The article in which this image appeared was published in a high-impact journal (Annals of Internal Medicine). I can assure you that the peer-reviewed process was likely quite intensive. This image depicts the intervention as used by researchers involved with this study. I am not quite sure what he wants here. The intervention used was non-specific. That is what was depicted. I know he is not a fan of EIM’s face appearing alongside the term “manipulative therapy” , but this argument is a bit childish.
Concern 3: “Some published research is too basic.”
In this portion of the paper, he discusses a RCT which assessed the effects of manipulation for the thoracic spine, which has caused him “great concern and anxiety.”
While I agree that “quality” literature must be produced, this attack appears to only focus on the EIM group (he really does have some beef with you guys) and not on manual research as a whole. It appears to be driven on his disagreement about the specificity of manipulation. A systematic review published in BMC Medicine in 2010 examined if targeting manual therapy interventions improved outcomes in patients with non-specific low back pain. The authors concluded that the results of the studies included were too patchy, inconsistent and of too low power.7 So despite his disagreement, his view of specificity is not supported either. And in this case, we must revert to Occam’s Razor.

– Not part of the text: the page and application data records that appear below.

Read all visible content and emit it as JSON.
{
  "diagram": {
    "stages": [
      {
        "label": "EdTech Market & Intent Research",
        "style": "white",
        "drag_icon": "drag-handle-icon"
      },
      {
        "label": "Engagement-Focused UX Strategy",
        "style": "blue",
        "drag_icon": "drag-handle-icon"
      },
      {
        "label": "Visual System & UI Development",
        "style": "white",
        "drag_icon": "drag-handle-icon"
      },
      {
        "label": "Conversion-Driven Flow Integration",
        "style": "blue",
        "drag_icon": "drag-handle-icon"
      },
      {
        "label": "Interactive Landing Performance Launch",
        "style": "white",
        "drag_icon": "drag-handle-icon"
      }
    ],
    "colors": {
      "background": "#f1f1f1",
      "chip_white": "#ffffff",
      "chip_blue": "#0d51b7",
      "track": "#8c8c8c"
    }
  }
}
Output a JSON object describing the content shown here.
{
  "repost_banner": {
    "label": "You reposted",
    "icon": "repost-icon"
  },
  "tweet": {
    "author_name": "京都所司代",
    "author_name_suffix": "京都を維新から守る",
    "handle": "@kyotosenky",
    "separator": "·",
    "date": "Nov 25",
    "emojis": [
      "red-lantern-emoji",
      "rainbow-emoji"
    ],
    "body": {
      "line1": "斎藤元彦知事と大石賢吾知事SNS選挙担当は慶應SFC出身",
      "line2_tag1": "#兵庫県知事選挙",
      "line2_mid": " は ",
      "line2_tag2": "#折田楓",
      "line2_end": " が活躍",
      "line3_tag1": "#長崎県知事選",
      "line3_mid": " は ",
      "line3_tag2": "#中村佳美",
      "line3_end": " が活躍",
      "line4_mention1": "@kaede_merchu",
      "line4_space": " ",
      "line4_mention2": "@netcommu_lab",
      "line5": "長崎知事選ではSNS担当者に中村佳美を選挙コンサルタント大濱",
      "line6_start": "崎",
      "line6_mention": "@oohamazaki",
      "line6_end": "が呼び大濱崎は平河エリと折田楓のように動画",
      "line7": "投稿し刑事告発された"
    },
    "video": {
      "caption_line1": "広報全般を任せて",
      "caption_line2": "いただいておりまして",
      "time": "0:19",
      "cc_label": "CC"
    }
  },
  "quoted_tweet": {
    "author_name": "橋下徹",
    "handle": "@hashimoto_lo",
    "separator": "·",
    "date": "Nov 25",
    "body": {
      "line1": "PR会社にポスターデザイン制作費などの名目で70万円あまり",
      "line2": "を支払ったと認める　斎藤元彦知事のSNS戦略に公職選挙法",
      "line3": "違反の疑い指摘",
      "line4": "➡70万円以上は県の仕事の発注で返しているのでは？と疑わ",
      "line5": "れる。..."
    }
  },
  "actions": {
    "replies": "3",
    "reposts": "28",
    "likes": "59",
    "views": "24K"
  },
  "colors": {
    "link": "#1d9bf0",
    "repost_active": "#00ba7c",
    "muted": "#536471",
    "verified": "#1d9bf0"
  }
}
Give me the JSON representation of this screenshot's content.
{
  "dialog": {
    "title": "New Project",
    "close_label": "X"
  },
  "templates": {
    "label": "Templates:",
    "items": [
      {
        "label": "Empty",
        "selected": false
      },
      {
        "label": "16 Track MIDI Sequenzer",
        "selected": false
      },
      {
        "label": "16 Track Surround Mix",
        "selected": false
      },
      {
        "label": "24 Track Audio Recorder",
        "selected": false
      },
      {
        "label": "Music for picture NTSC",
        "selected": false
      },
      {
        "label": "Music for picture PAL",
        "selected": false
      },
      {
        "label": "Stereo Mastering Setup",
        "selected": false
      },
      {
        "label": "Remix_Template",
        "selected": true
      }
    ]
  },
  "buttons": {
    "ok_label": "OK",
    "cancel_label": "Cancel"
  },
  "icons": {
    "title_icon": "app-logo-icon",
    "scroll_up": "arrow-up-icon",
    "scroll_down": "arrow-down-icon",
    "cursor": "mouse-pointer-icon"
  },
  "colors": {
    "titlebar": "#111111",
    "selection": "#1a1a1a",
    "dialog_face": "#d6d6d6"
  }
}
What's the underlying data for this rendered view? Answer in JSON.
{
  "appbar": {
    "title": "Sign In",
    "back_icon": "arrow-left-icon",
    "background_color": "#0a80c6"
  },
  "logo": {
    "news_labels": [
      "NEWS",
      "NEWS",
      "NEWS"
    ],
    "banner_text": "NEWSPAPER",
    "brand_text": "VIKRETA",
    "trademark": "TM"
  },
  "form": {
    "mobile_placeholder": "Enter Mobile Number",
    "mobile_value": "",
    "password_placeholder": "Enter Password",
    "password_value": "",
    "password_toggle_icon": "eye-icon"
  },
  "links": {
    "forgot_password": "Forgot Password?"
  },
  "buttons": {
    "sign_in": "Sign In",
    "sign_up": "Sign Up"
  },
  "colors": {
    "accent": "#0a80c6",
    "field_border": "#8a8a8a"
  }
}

Concern 4: A paper published in Physical Therapy which concludes that “typical continuing education courses do not improve the overall outcomes for patients treated by therapists attending the course”.
Paris suspects this quote, which was included in the abstract, is misleading. You can go ahead and read his arguement on page 27. I do not know enough about this subject to comment but if the readers of this blog have an opinion or are familiar with research on this subject, please share.
Overall, Paris’s speech represents the current debate and evolution taking place in the field of manual therapy. It is difficult to let go of concepts and ideas that we identify ourselves with, but we must learn to move on.
What are your thoughts???
1. Abbott JH, Flynn TW, et al. Manual physical assessment of spinal segmental motion: intent and validity. Manual Therapy 2009; 14: 34-44.
2. Fritz JM, Koppenhaver SL, et al. Preliminary investigation of the mechanisms underlying the effects of manipulation: exploration of a multivariate model including spinal stiffness, multifidus recruitment, and clinical findings. Spine 2011; 36: 1772-1781.
3. Campbell BD, Snodgrass SJ. The effects of thoracic manipulation on posteroanterior spinal stiffness. JOSPT 2010; 40: 685-693.
4. Laslett M, Aprill CN, McDonald B, Young SB. Diagnosis of sacroiliac joint pain: validity of individual tests and composites of tests. Manual Therapy. 2005: 10; 207-18.
5. Cook CE, Showalter C, et al. Can a within/between-session change in pain during reassessment predict outcome using a manual therapy intervention in patients with mechanical low back pain?Manual Therapy (2012), doi:10.1016/j.math.2012.02.020
6. Cook CE, Learman K, et al. Early use of thrust manipulation versus non-thrust manipulation: A randomized clinical trial. Manual Therapy (2012), doi: 10.1016/j.math.2012.08.005
7. Kent P, Mjosund HL, et al. Does targeting manual therap and/or exercise improve patient outcomes in nonspecific low back pain? A Systematic review. BMC Med (2010), doi:10.1186/1741-7015-8-22